**Exercise description**:
Check each line of the material, and show the ones that include the word "Tarun".

━━ Data extracts ━━

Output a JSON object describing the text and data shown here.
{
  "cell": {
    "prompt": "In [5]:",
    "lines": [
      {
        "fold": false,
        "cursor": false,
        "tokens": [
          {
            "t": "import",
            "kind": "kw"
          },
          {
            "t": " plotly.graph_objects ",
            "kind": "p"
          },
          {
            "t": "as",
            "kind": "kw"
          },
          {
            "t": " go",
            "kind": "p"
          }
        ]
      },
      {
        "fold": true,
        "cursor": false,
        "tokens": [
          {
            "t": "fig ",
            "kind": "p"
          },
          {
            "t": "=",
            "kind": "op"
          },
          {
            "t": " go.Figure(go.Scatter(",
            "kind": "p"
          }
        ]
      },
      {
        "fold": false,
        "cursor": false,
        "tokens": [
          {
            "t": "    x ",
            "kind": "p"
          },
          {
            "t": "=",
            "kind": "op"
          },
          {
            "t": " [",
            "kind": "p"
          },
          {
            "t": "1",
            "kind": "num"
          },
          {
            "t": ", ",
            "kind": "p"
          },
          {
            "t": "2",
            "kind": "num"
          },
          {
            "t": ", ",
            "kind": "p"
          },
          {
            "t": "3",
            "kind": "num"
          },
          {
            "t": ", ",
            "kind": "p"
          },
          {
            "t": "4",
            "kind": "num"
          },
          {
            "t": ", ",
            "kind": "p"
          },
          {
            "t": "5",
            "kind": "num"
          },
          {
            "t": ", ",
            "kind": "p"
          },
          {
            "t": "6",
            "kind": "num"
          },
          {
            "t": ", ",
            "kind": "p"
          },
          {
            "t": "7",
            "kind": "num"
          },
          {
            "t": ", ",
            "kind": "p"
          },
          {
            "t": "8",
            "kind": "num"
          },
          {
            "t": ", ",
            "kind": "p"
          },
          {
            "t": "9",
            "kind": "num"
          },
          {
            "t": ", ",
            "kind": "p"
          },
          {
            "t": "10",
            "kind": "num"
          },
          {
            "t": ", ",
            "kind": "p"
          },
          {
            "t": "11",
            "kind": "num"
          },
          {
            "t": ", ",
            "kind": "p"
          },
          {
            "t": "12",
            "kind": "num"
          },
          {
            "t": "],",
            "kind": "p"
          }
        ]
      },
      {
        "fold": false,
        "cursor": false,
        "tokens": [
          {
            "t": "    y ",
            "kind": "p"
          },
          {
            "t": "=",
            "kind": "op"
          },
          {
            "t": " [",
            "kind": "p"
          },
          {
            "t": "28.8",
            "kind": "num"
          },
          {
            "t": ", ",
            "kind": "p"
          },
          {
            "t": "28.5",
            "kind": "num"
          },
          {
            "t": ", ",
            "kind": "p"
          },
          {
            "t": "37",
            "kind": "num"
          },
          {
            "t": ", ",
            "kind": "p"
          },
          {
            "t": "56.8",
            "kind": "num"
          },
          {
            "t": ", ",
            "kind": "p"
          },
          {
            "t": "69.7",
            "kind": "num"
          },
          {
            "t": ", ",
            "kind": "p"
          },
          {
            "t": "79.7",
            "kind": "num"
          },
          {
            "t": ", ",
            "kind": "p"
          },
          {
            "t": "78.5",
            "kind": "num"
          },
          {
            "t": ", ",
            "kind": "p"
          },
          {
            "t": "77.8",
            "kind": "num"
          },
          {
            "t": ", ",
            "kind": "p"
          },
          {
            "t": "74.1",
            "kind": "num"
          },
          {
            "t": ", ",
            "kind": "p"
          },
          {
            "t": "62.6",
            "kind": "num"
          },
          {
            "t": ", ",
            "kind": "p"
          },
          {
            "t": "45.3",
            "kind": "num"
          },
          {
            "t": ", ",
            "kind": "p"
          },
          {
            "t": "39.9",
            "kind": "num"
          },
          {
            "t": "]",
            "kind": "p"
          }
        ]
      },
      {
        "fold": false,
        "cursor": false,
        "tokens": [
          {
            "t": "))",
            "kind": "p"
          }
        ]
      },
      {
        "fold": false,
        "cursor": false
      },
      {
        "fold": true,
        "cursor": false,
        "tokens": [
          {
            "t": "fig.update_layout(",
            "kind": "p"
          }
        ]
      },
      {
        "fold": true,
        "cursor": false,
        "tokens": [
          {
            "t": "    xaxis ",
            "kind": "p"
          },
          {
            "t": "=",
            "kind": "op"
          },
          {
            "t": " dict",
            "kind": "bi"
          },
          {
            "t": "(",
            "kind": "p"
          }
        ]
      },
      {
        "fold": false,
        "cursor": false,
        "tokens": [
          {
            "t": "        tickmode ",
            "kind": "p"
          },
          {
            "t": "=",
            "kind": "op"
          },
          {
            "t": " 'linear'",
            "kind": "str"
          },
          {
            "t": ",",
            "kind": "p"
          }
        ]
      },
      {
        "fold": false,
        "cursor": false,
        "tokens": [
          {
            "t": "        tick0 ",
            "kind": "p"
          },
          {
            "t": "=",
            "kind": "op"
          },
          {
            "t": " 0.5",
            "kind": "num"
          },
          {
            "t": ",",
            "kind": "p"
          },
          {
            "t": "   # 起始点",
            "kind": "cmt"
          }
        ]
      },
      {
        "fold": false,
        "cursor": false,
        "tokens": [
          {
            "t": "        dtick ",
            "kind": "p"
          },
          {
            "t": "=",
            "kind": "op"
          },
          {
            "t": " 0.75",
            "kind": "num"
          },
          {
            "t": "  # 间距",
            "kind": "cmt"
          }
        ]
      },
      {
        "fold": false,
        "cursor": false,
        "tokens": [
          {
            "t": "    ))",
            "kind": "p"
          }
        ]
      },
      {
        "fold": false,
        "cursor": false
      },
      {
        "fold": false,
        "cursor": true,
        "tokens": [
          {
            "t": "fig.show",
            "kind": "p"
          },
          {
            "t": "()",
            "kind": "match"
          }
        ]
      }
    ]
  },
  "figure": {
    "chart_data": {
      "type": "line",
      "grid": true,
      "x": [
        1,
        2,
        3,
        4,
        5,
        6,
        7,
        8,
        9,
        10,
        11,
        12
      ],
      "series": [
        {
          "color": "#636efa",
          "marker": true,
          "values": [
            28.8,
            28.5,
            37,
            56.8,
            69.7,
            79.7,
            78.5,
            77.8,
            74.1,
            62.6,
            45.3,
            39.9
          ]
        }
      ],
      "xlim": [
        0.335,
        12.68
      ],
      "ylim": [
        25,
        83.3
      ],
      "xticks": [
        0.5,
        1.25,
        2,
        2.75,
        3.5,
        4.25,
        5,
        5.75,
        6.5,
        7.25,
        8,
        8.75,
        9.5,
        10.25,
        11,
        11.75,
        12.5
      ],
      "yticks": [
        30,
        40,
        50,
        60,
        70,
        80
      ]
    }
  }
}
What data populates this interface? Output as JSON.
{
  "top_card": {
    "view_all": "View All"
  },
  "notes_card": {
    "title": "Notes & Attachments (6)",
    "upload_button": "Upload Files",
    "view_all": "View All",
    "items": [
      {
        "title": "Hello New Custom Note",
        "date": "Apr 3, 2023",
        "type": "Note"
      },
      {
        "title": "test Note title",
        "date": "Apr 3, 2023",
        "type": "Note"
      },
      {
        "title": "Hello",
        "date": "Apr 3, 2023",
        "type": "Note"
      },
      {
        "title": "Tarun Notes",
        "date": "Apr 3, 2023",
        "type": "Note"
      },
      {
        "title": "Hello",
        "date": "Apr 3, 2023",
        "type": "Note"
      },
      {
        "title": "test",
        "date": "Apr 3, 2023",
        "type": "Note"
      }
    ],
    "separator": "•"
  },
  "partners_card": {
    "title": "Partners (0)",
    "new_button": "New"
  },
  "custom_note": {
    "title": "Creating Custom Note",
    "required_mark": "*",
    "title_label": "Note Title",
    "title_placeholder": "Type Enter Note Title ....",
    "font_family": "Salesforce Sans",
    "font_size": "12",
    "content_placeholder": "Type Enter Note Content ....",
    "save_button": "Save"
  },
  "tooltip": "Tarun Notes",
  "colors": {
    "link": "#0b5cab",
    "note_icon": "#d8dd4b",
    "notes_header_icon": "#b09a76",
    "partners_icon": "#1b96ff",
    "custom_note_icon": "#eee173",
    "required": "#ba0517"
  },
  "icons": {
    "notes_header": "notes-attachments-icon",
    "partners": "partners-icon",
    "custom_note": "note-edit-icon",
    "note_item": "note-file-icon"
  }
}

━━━

**Task response**:
        "title": "Tarun Notes",
  "tooltip": "Tarun Notes",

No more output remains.